A torn ACL ruined McAllister’s season, but that’s only part of what makes him such a risky pick for 2006. With the Saints drafting Reggie Bush No.2 overall, McAllister now faces the prospect of having a kid push him aside the way he pushed aside Ricky Williams. When healthy, McAllister is the complete package as a feature back, possessing great speed, burst and power. He’s solid in both the red zone (his nine 2004 TDs came on 55 touches inside the 20) and the passing game (with a career-high 60 catches in 2003). Until he shows he’s all the way back, though, a time-share with Bush – possibly even lasting through the whole 2006 season – seems likely. If he does get traded to a team that needs him before Week 1, he’s worth consideration as a top-10 back. McAllister wasn’t able to participate in the Saints’ April mini-camp, and though he predicts he’ll be ready for the start of training camp, his status is uncertain.
Don’t be fooled by McAllister’s modest season-ending stats – he missed nearly three full games with a high ankle sprain and played at less than 100 percent when he returned. If you prorate his 13-game numbers over a 16-game season, you get 1,322 yards, 11 touchdowns, 42 catches and 281 receiving yards. And that doesn’t account for his coming back in three weeks from what’s typically a six-week injury. A rare combination of size (6-foot-1, 232), speed, power and receiving ability, McAllister is capable of much more. In 2002, he had 16 touchdowns, and in 2003, 2,157 yards from scrimmage. With new offensive coordinator Mike Sheppard’s emphasis on a power running game, and the Saints drafting Oklahoma tackle Jammal Brown in the first round and signing right guard Jermaine Mayberry from the Eagles, McAllister could very well put it all together in 2005. As for concerns over lingering effects of the ankle injury, McAllister took care of those in the final two games of last season when he rushed for 268 yards on 57 carries (4.7 YPC).
McAllister will be unfairly punished in most leagues for his relatively paltry TD total, but you should expect a 50 to 100 percent increase in scoring if he approaches last year’s 2,200 yards from scrimmage. McAllister had only 15 attempts inside the opponents’ 10-yard-line last year (converting four for scores). Those attempts are about half of what a McAllister owner should have expected, and a more representative conversion rate for McAllister would be about 40 percent, as New Orleans was the eighth-best team in converting all short-yardage runs last year. In 2002, McAllister was 9-for-25 near the goal line (still short of the 30 or so attempts his owners should expect). The Saints asked McAllister to lose some weight in the offseason, figuring this would increase his already impressive explosiveness (the Saints were in the top five in big runs, with about 25 percent of McAllister’s rushing yards gained 10 yards past the line of scrimmage). McAllister is young, has relatively low mileage in terms of carries, can hit the home run and is an accomplished receiver.

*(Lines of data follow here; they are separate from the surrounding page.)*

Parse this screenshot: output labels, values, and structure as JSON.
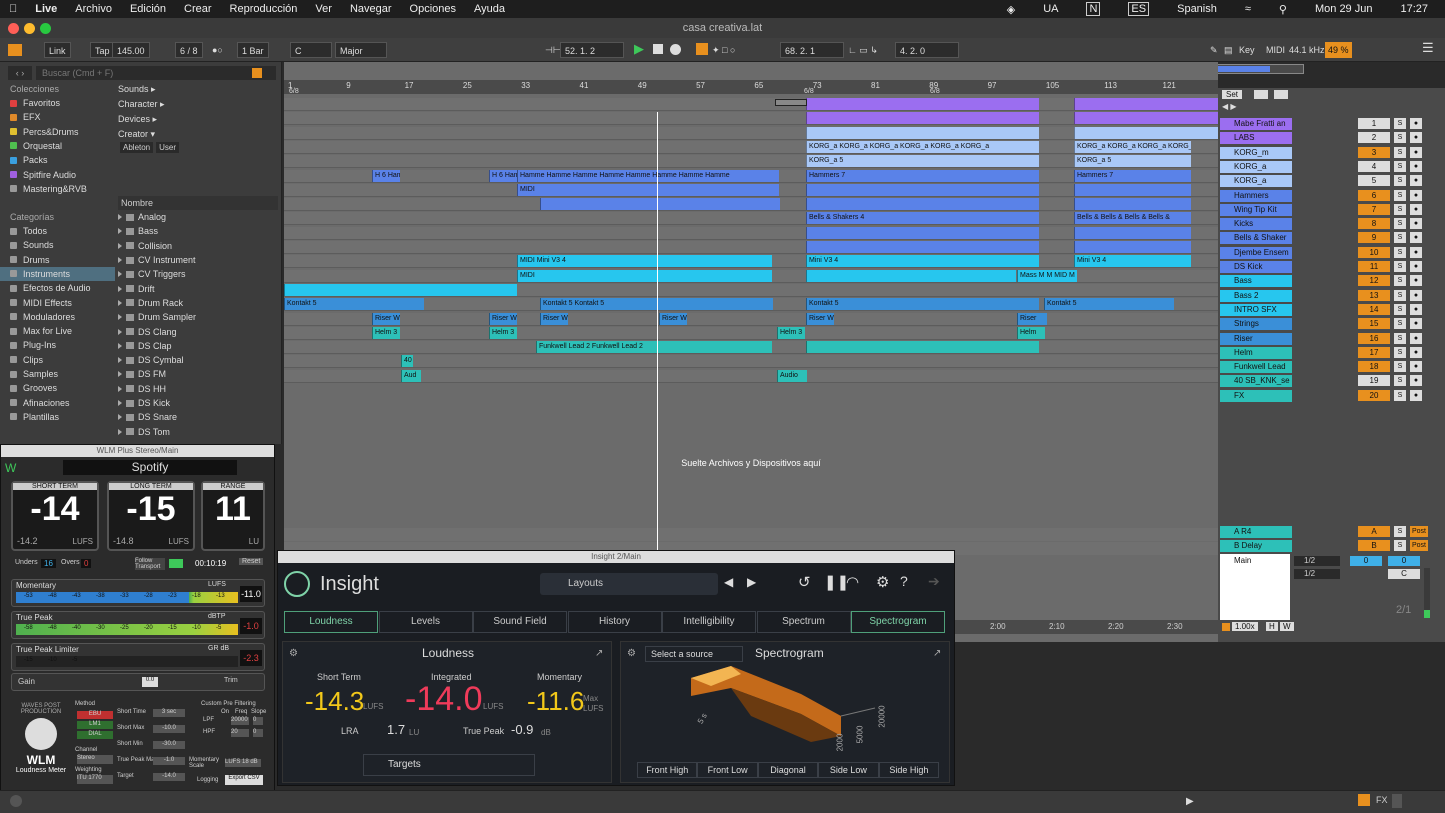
{
  "menubar": {
    "app": "Live",
    "items": [
      "Archivo",
      "Edición",
      "Crear",
      "Reproducción",
      "Ver",
      "Navegar",
      "Opciones",
      "Ayuda"
    ],
    "right": [
      "UA",
      "N",
      "ES",
      "Spanish",
      "Mon 29 Jun",
      "17:27"
    ]
  },
  "window": {
    "title": "casa creativa.lat"
  },
  "toolbar": {
    "link": "Link",
    "tap": "Tap",
    "tempo": "145.00",
    "sig": "6 / 8",
    "quant": "1 Bar",
    "key": "C",
    "scale": "Major",
    "pos": "52. 1. 2",
    "loop_start": "68. 2. 1",
    "loop_len": "4. 2. 0",
    "key_btn": "Key",
    "midi_btn": "MIDI",
    "sample_rate": "44.1 kHz",
    "cpu": "49 %"
  },
  "browser": {
    "search_placeholder": "Buscar (Cmd + F)",
    "collections_title": "Colecciones",
    "collections": [
      {
        "label": "Favoritos",
        "color": "#e04040"
      },
      {
        "label": "EFX",
        "color": "#e08a2a"
      },
      {
        "label": "Percs&Drums",
        "color": "#e0c030"
      },
      {
        "label": "Orquestal",
        "color": "#4fc04f"
      },
      {
        "label": "Packs",
        "color": "#3aa0e0"
      },
      {
        "label": "Spitfire Audio",
        "color": "#a060e0"
      },
      {
        "label": "Mastering&RVB",
        "color": "#999999"
      }
    ],
    "categories_title": "Categorías",
    "categories": [
      "Todos",
      "Sounds",
      "Drums",
      "Instruments",
      "Efectos de Audio",
      "MIDI Effects",
      "Moduladores",
      "Max for Live",
      "Plug-Ins",
      "Clips",
      "Samples",
      "Grooves",
      "Afinaciones",
      "Plantillas"
    ],
    "filters": [
      "Sounds ▸",
      "Character ▸",
      "Devices ▸",
      "Creator ▾"
    ],
    "tags": [
      "Ableton",
      "User"
    ],
    "list_header": "Nombre",
    "list": [
      "Analog",
      "Bass",
      "Collision",
      "CV Instrument",
      "CV Triggers",
      "Drift",
      "Drum Rack",
      "Drum Sampler",
      "DS Clang",
      "DS Clap",
      "DS Cymbal",
      "DS FM",
      "DS HH",
      "DS Kick",
      "DS Snare",
      "DS Tom"
    ]
  },
  "ruler": {
    "bars": [
      "1",
      "9",
      "17",
      "25",
      "33",
      "41",
      "49",
      "57",
      "65",
      "73",
      "81",
      "89",
      "97",
      "105",
      "113",
      "121"
    ],
    "sig_a": "6/8",
    "sig_b": "6/8",
    "sig_c": "6/8",
    "times": [
      "2:00",
      "2:10",
      "2:20",
      "2:30"
    ]
  },
  "drop_text": "Suelte Archivos y Dispositivos aquí",
  "tracks": [
    {
      "name": "Mabe Fratti an",
      "num": "1",
      "color": "#9b6ef0",
      "clips": [
        [
          522,
          233,
          ""
        ],
        [
          790,
          233,
          ""
        ]
      ]
    },
    {
      "name": "LABS",
      "num": "2",
      "color": "#9b6ef0",
      "clips": [
        [
          522,
          233,
          ""
        ],
        [
          790,
          233,
          ""
        ]
      ]
    },
    {
      "name": "KORG_m",
      "num": "3",
      "color": "#a9c8f7",
      "clips": [
        [
          522,
          233,
          ""
        ],
        [
          790,
          233,
          ""
        ]
      ]
    },
    {
      "name": "KORG_a",
      "num": "4",
      "color": "#a9c8f7",
      "clips": [
        [
          522,
          233,
          "KORG_a KORG_a KORG_a KORG_a KORG_a KORG_a"
        ],
        [
          790,
          117,
          "KORG_a KORG_a KORG_a KORG_a"
        ]
      ]
    },
    {
      "name": "KORG_a",
      "num": "5",
      "color": "#a9c8f7",
      "clips": [
        [
          522,
          233,
          "KORG_a 5"
        ],
        [
          790,
          117,
          "KORG_a 5"
        ]
      ]
    },
    {
      "name": "Hammers",
      "num": "6",
      "color": "#5a82e8",
      "clips": [
        [
          88,
          28,
          "H 6 Ham"
        ],
        [
          205,
          48,
          "H 6 Ham Hamr"
        ],
        [
          233,
          262,
          "Hamme Hamme Hamme Hamme Hamme Hamme Hamme Hamme"
        ],
        [
          522,
          233,
          "Hammers 7"
        ],
        [
          790,
          117,
          "Hammers 7"
        ]
      ]
    },
    {
      "name": "Wing Tip Kit",
      "num": "7",
      "color": "#5a82e8",
      "clips": [
        [
          233,
          262,
          "MIDI"
        ],
        [
          522,
          233,
          ""
        ],
        [
          790,
          117,
          ""
        ]
      ]
    },
    {
      "name": "Kicks",
      "num": "8",
      "color": "#5a82e8",
      "clips": [
        [
          256,
          240,
          ""
        ],
        [
          522,
          233,
          ""
        ],
        [
          790,
          117,
          ""
        ]
      ]
    },
    {
      "name": "Bells & Shaker",
      "num": "9",
      "color": "#5a82e8",
      "clips": [
        [
          522,
          233,
          "Bells & Shakers 4"
        ],
        [
          790,
          117,
          "Bells & Bells & Bells & Bells &"
        ]
      ]
    },
    {
      "name": "Djembe Ensem",
      "num": "10",
      "color": "#5a82e8",
      "clips": [
        [
          522,
          233,
          ""
        ],
        [
          790,
          117,
          ""
        ]
      ]
    },
    {
      "name": "DS Kick",
      "num": "11",
      "color": "#5a82e8",
      "clips": [
        [
          522,
          233,
          ""
        ],
        [
          790,
          117,
          ""
        ]
      ]
    },
    {
      "name": "Bass",
      "num": "12",
      "color": "#27c6ee",
      "clips": [
        [
          233,
          255,
          "MIDI Mini V3 4"
        ],
        [
          522,
          233,
          "Mini V3 4"
        ],
        [
          790,
          117,
          "Mini V3 4"
        ]
      ]
    },
    {
      "name": "Bass 2",
      "num": "13",
      "color": "#27c6ee",
      "clips": [
        [
          233,
          255,
          "MIDI"
        ],
        [
          522,
          210,
          ""
        ],
        [
          733,
          60,
          "Mass M M MID M"
        ]
      ]
    },
    {
      "name": "INTRO SFX",
      "num": "14",
      "color": "#27c6ee",
      "clips": [
        [
          0,
          233,
          ""
        ]
      ]
    },
    {
      "name": "Strings",
      "num": "15",
      "color": "#3a8fd8",
      "clips": [
        [
          0,
          140,
          "Kontakt 5"
        ],
        [
          256,
          233,
          "Kontakt 5 Kontakt 5"
        ],
        [
          522,
          233,
          "Kontakt 5"
        ],
        [
          760,
          130,
          "Kontakt 5"
        ]
      ]
    },
    {
      "name": "Riser",
      "num": "16",
      "color": "#3a8fd8",
      "clips": [
        [
          88,
          28,
          "Riser W"
        ],
        [
          205,
          28,
          "Riser W"
        ],
        [
          256,
          28,
          "Riser W"
        ],
        [
          375,
          28,
          "Riser W"
        ],
        [
          522,
          28,
          "Riser W"
        ],
        [
          733,
          30,
          "Riser"
        ]
      ]
    },
    {
      "name": "Helm",
      "num": "17",
      "color": "#2dc0b8",
      "clips": [
        [
          88,
          28,
          "Helm 3"
        ],
        [
          205,
          28,
          "Helm 3"
        ],
        [
          493,
          28,
          "Helm 3"
        ],
        [
          733,
          28,
          "Helm"
        ]
      ]
    },
    {
      "name": "Funkwell Lead",
      "num": "18",
      "color": "#2dc0b8",
      "clips": [
        [
          252,
          236,
          "Funkwell Lead 2 Funkwell Lead 2"
        ],
        [
          522,
          233,
          ""
        ]
      ]
    },
    {
      "name": "40 SB_KNK_se",
      "num": "19",
      "color": "#2dc0b8",
      "clips": [
        [
          117,
          12,
          "40"
        ]
      ]
    },
    {
      "name": "FX",
      "num": "20",
      "color": "#2dc0b8",
      "clips": [
        [
          117,
          20,
          "Aud"
        ],
        [
          493,
          30,
          "Audio"
        ]
      ]
    }
  ],
  "returns": [
    {
      "name": "A R4",
      "letter": "A"
    },
    {
      "name": "B Delay",
      "letter": "B"
    }
  ],
  "master": {
    "name": "Main",
    "route1": "1/2",
    "route2": "1/2",
    "value": "0",
    "label": "C",
    "ratio": "2/1",
    "set_btn": "Set",
    "zoom": "1.00x",
    "h": "H",
    "w": "W",
    "post": "Post",
    "ch": "Ch. 1"
  },
  "wlm": {
    "title": "WLM Plus Stereo/Main",
    "preset": "Spotify",
    "short_term": {
      "label": "SHORT TERM",
      "value": "-14",
      "sub": "-14.2",
      "unit": "LUFS"
    },
    "long_term": {
      "label": "LONG TERM",
      "value": "-15",
      "sub": "-14.8",
      "unit": "LUFS"
    },
    "range": {
      "label": "RANGE",
      "value": "11",
      "unit": "LU"
    },
    "unders": "16",
    "overs": "0",
    "follow": "Follow Transport",
    "time": "00:10:19",
    "reset": "Reset",
    "momentary": {
      "label": "Momentary",
      "unit": "LUFS",
      "value": "-11.0",
      "scale": [
        "-53",
        "-48",
        "-43",
        "-38",
        "-33",
        "-28",
        "-23",
        "-18",
        "-13"
      ]
    },
    "true_peak": {
      "label": "True Peak",
      "unit": "dBTP",
      "value": "-1.0",
      "scale": [
        "-58",
        "-48",
        "-40",
        "-30",
        "-25",
        "-20",
        "-15",
        "-10",
        "-5"
      ]
    },
    "limiter": {
      "label": "True Peak Limiter",
      "unit": "GR dB",
      "value": "-2.3",
      "on": "On",
      "scale": [
        "-15",
        "-10",
        "-5"
      ]
    },
    "gain": {
      "label": "Gain",
      "value": "0.0",
      "trim": "Trim",
      "range": "-18 18"
    },
    "brand": "WAVES POST PRODUCTION",
    "model": "WLM",
    "model_sub": "Loudness Meter",
    "method_label": "Method",
    "methods": [
      "EBU",
      "LM1",
      "DIAL"
    ],
    "channel_label": "Channel",
    "channel": "Stereo",
    "weighting_label": "Weighting",
    "weighting": "ITU 1770",
    "settings": [
      {
        "label": "Short Time",
        "value": "3 sec"
      },
      {
        "label": "Short Max",
        "value": "-10.0"
      },
      {
        "label": "Short Min",
        "value": "-30.0"
      },
      {
        "label": "True Peak Max",
        "value": "-1.0"
      },
      {
        "label": "Target",
        "value": "-14.0"
      }
    ],
    "moscale_label": "Momentary Scale",
    "moscale": "LUFS 18 dB",
    "logging": "Logging",
    "export": "Export CSV",
    "prefilter": "Custom Pre Filtering",
    "pf_on": "On",
    "pf_freq": "Freq",
    "pf_slope": "Slope",
    "lpf": "LPF",
    "lpf_freq": "20000",
    "lpf_slope": "0",
    "hpf": "HPF",
    "hpf_freq": "20",
    "hpf_slope": "0"
  },
  "insight": {
    "title": "Insight 2/Main",
    "brand": "Insight",
    "layouts": "Layouts",
    "tabs": [
      "Loudness",
      "Levels",
      "Sound Field",
      "History",
      "Intelligibility",
      "Spectrum",
      "Spectrogram"
    ],
    "loudness": {
      "title": "Loudness",
      "short_term_label": "Short Term",
      "short_term": "-14.3",
      "integrated_label": "Integrated",
      "integrated": "-14.0",
      "momentary_label": "Momentary",
      "momentary": "-11.6",
      "max_label": "Max",
      "unit": "LUFS",
      "lra_label": "LRA",
      "lra": "1.7",
      "lu": "LU",
      "tp_label": "True Peak",
      "tp": "-0.9",
      "db": "dB",
      "targets": "Targets"
    },
    "spectrogram": {
      "title": "Spectrogram",
      "source": "Select a source",
      "views": [
        "Front High",
        "Front Low",
        "Diagonal",
        "Side Low",
        "Side High"
      ],
      "axis": [
        "20000",
        "5000",
        "2000",
        "5 s"
      ]
    }
  }
}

McAllister was easily the best fantasy back in the NFC (1,740 total yards, 16 touchdowns). We don't see any reason to doubt his durability going forward, even as he plays on turf and figures to handle the ball 350 to 400 times. McAllister is one of four or five players worth legitimate consideration as the No. 1 pick.